:: ENTRIES SUPPLIED ::
____________
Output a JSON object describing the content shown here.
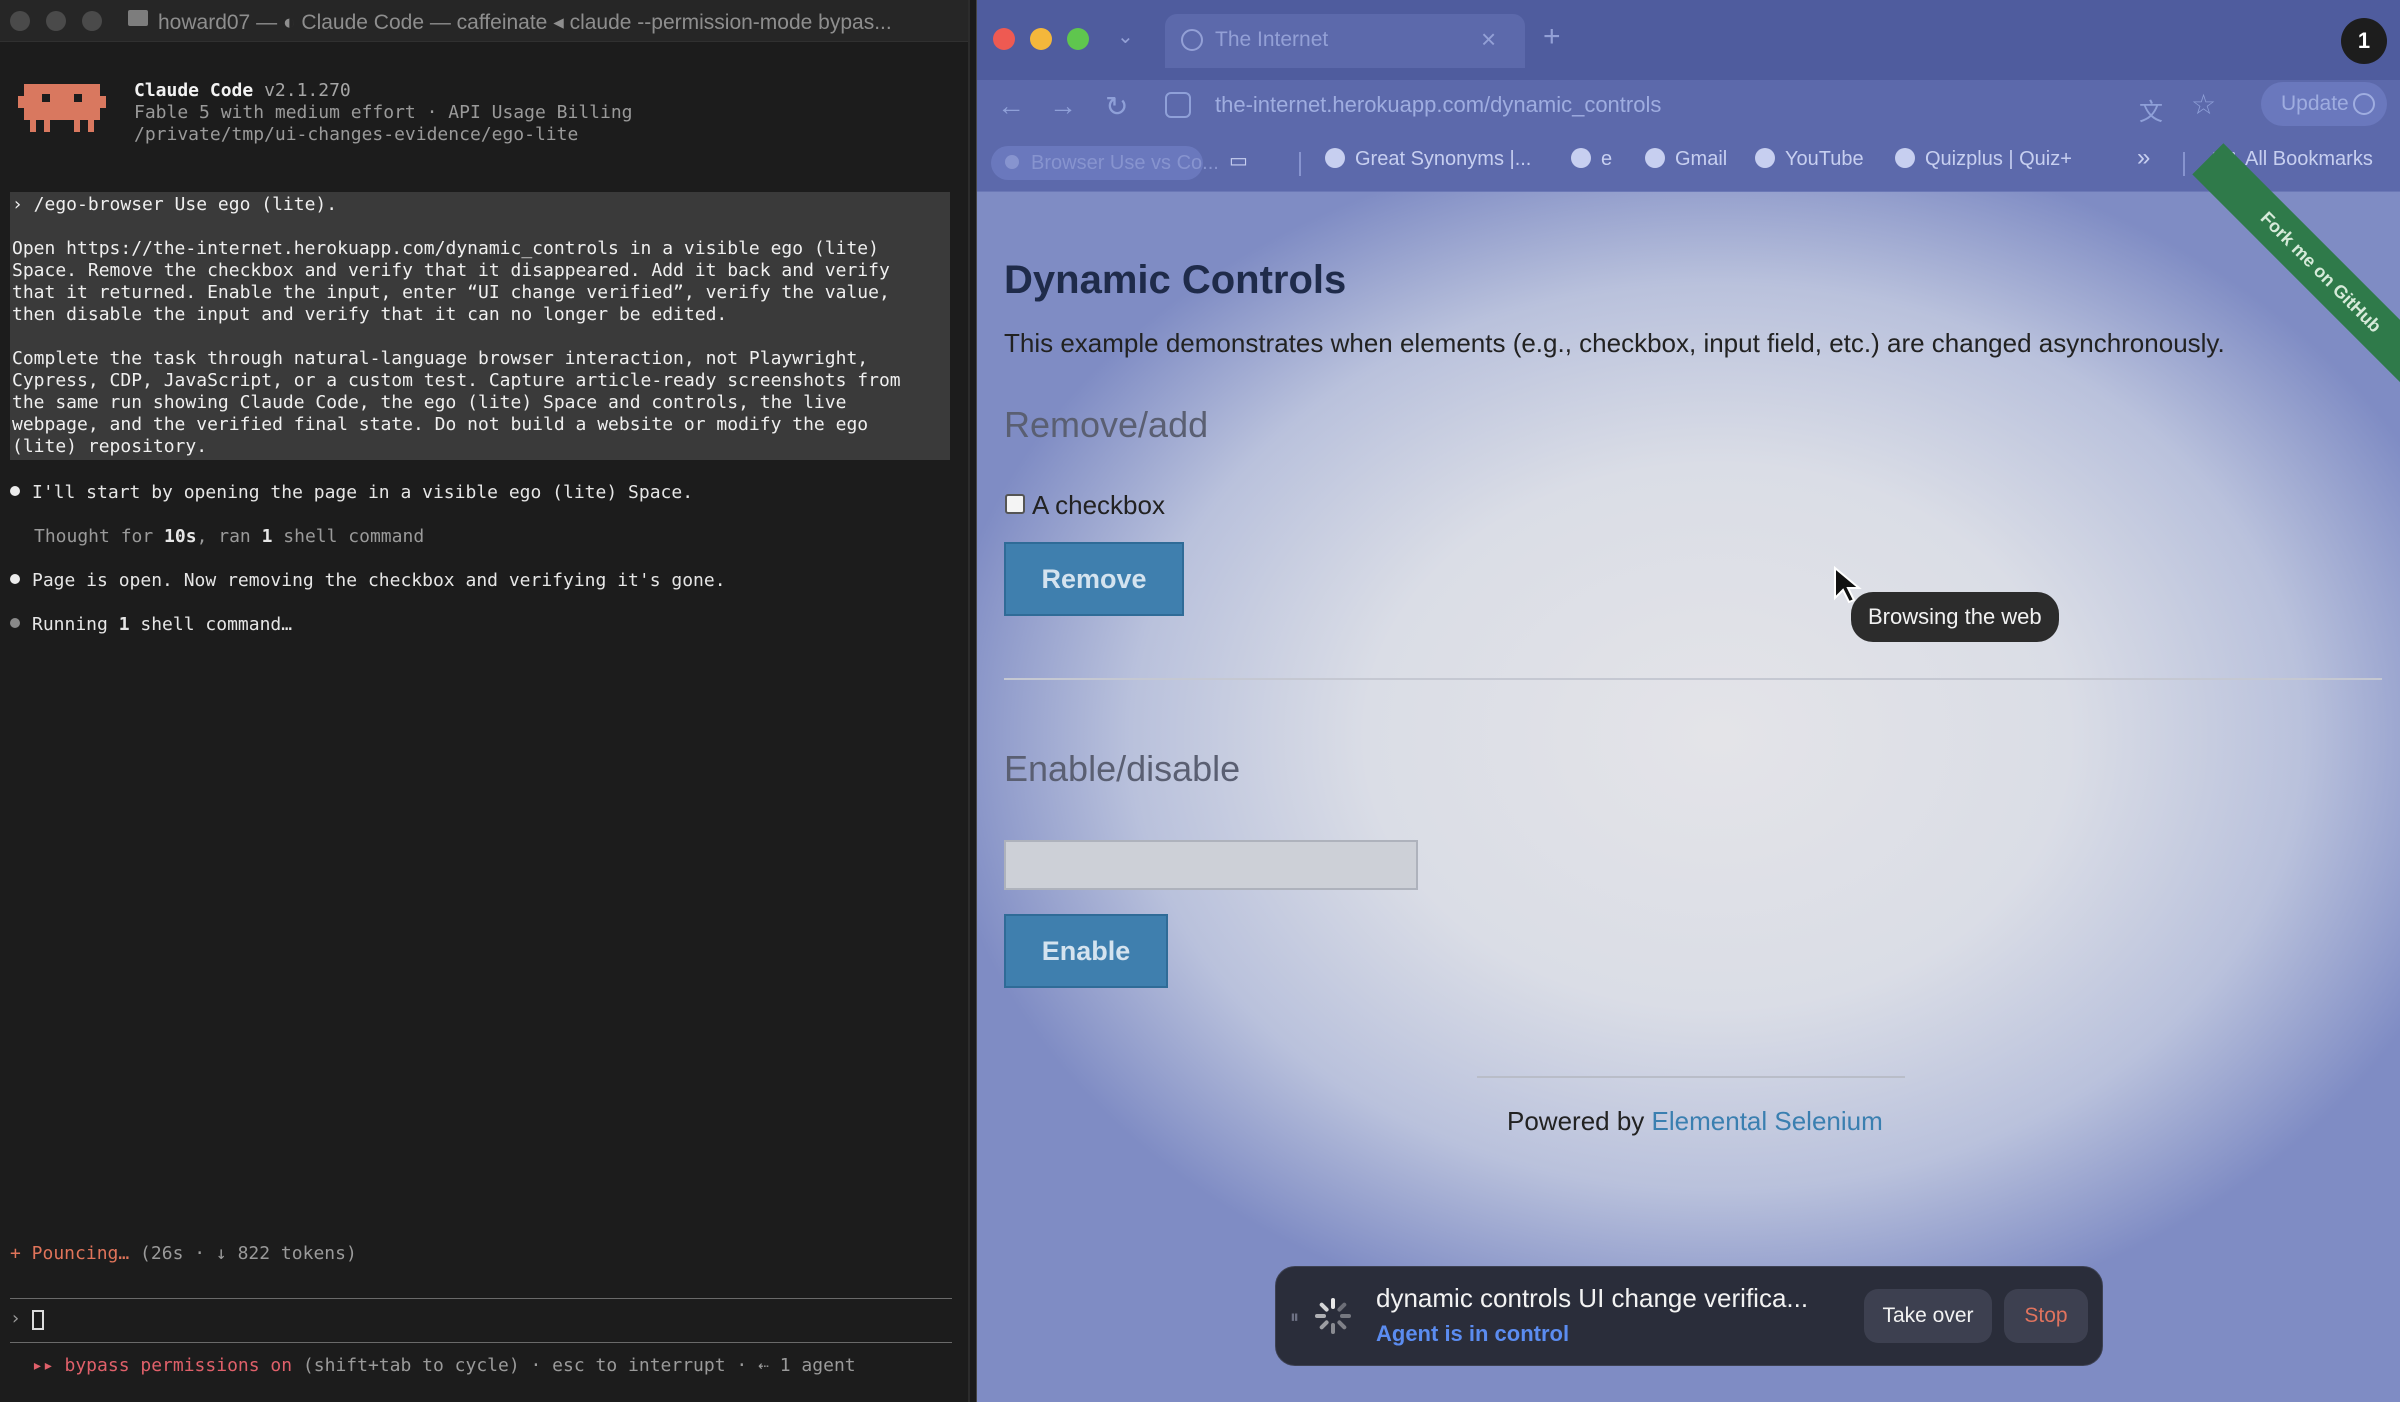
{
  "terminal": {
    "window_title": "howard07 — ◐ Claude Code — caffeinate ◂ claude --permission-mode bypas...",
    "app_name": "Claude Code",
    "version": "v2.1.270",
    "model_line": "Fable 5 with medium effort · API Usage Billing",
    "path_line": "/private/tmp/ui-changes-evidence/ego-lite",
    "prompt_lines": [
      "› /ego-browser Use ego (lite).",
      "",
      "Open https://the-internet.herokuapp.com/dynamic_controls in a visible ego (lite)",
      "Space. Remove the checkbox and verify that it disappeared. Add it back and verify",
      "that it returned. Enable the input, enter “UI change verified”, verify the value,",
      "then disable the input and verify that it can no longer be edited.",
      "",
      "Complete the task through natural-language browser interaction, not Playwright,",
      "Cypress, CDP, JavaScript, or a custom test. Capture article-ready screenshots from",
      "the same run showing Claude Code, the ego (lite) Space and controls, the live",
      "webpage, and the verified final state. Do not build a website or modify the ego",
      "(lite) repository."
    ],
    "messages": {
      "m1": "I'll start by opening the page in a visible ego (lite) Space.",
      "m2_pre": "Thought for ",
      "m2_time": "10s",
      "m2_mid": ", ran ",
      "m2_count": "1",
      "m2_post": " shell command",
      "m3": "Page is open. Now removing the checkbox and verifying it's gone.",
      "m4_pre": "Running ",
      "m4_count": "1",
      "m4_post": " shell command…"
    },
    "status": {
      "spinner": "+ Pouncing…",
      "detail": " (26s · ↓ 822 tokens)"
    },
    "input_caret": "›",
    "permissions": {
      "marker": "▸▸ bypass permissions on",
      "rest": " (shift+tab to cycle) · esc to interrupt · ⇠ 1 agent"
    }
  },
  "browser": {
    "tab_title": "The Internet",
    "tab_close": "×",
    "new_tab": "+",
    "profile_badge": "1",
    "url": "the-internet.herokuapp.com/dynamic_controls",
    "update_label": "Update",
    "bookmarks": [
      "Browser Use vs Co...",
      "Great Synonyms |...",
      "e",
      "Gmail",
      "YouTube",
      "Quizplus | Quiz+"
    ],
    "bookmarks_more": "»",
    "all_bookmarks": "All Bookmarks",
    "nav_icons": [
      "back-arrow-icon",
      "forward-arrow-icon",
      "reload-icon",
      "site-settings-icon"
    ]
  },
  "page": {
    "ribbon": "Fork me on GitHub",
    "heading": "Dynamic Controls",
    "description": "This example demonstrates when elements (e.g., checkbox, input field, etc.) are changed asynchronously.",
    "remove_add_heading": "Remove/add",
    "checkbox_label": "A checkbox",
    "checkbox_checked": false,
    "remove_button": "Remove",
    "enable_disable_heading": "Enable/disable",
    "input_value": "",
    "input_disabled": true,
    "enable_button": "Enable",
    "footer_prefix": "Powered by ",
    "footer_link": "Elemental Selenium"
  },
  "overlay": {
    "tooltip": "Browsing the web",
    "agent_title": "dynamic controls UI change verifica...",
    "agent_status": "Agent is in control",
    "take_over": "Take over",
    "stop": "Stop"
  },
  "colors": {
    "terminal_bg": "#1c1c1c",
    "claude_orange": "#d9785f",
    "browser_chrome": "#5c69ab",
    "button_blue": "#3f7fae",
    "ribbon_green": "#2f7a4a",
    "agent_blue": "#5b8cf0",
    "stop_red": "#e0735e"
  }
}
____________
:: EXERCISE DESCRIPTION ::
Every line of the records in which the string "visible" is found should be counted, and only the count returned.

:: TASK SOLUTION ::
2